Okay, what if the buyer is a cash buyer?  Do the following:

Complete a bill of sale, having it notarized offers another layer of security, your MVD web site should have these on line or do a web search to find one.  Most states are “as is” by default, I always like to specify this in the bill of sale anyway just to eliminate questions/problems in the future.

Have the buyer make out a cashiers check to your lender with your account number on the check.  If you owe you must also make a second cashiers check for the balance (10 day payoff provided by the lender).  If you owe less, ask the buyer of 2 checks, one to the lender and the balance to you.

Give the buyer a notarized Power of Attorney specific to the vehicle that you are selling, you can prepare this ahead of time.  The MVD web site should have these available on line.

Prepare a payoff authorization to send to your lender explaining that you are wanting the checks to be applied to your loan and to send the title to the buyer.  My experience it that about half the time they will and half the time it will come to you anyway.  Ni worries, you can get the title to the new owed later.
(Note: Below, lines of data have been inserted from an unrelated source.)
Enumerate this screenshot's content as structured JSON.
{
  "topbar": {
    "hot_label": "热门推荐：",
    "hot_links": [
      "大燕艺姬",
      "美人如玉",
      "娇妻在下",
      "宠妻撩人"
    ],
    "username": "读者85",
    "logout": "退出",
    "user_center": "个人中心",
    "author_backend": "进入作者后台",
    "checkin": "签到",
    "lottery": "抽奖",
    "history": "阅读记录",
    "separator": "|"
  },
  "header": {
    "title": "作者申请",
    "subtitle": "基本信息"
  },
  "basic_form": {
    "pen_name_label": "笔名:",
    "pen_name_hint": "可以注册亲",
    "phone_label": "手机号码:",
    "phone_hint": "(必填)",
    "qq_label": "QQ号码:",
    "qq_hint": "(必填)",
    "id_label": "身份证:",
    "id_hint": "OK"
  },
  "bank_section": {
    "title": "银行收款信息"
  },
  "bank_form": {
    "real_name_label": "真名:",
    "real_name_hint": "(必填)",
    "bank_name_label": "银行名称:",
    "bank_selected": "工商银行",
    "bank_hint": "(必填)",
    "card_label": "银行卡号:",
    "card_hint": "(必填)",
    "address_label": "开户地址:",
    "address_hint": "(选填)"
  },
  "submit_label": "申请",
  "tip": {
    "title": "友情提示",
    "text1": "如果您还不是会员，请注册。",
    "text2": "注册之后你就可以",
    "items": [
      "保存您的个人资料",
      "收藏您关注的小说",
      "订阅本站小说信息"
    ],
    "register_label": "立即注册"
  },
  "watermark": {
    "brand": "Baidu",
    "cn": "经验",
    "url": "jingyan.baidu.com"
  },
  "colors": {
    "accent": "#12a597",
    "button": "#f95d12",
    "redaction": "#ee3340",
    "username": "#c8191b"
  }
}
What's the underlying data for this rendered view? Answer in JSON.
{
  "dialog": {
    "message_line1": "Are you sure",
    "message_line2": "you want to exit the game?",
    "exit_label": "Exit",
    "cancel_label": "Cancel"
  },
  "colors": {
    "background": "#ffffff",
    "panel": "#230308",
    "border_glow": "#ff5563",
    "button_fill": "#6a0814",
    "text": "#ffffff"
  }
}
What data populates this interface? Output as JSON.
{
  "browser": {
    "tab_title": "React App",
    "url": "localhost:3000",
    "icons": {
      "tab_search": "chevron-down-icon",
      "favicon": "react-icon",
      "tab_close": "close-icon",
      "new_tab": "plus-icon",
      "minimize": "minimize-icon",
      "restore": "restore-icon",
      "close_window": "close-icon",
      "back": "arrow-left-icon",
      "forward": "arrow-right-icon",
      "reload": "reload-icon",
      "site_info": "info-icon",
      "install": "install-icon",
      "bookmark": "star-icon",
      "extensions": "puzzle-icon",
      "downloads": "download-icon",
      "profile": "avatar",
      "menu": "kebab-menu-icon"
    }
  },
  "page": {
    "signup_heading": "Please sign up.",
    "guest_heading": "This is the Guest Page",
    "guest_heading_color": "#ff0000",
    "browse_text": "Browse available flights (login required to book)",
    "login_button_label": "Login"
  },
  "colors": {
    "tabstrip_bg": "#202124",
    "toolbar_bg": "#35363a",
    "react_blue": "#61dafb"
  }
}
Pay for a 30 or 90 day temporary permit in the buyers name that will allow them to drive the vehicle until they do have a title (that will then allow them to register and legally drive the vehicle). These can be obtained at the MVD or a private vehicle license titling service.  Why should you pay?  It is not the buyer’s fault you don’t have the title and it is a nice gesture to make the process a little easier for the buyer.

Turn over the vehicle and the keys to the buyer.  Explain to them that your next step is to overnight or second day air the payoff to your lender (offer to let them come with you, sometimes buyers are very concerned that you are still trying to pull a “fast one”).

Finally, overnight or second day air the payoff to the lender.  Be sure and get a tracking number and make sure that you have the payoff address for the lender.  This is often a different address from where you are making your payments.  I also recommend including a statement with your check (s) and other documents.

Congratulations you have sold your vehicle!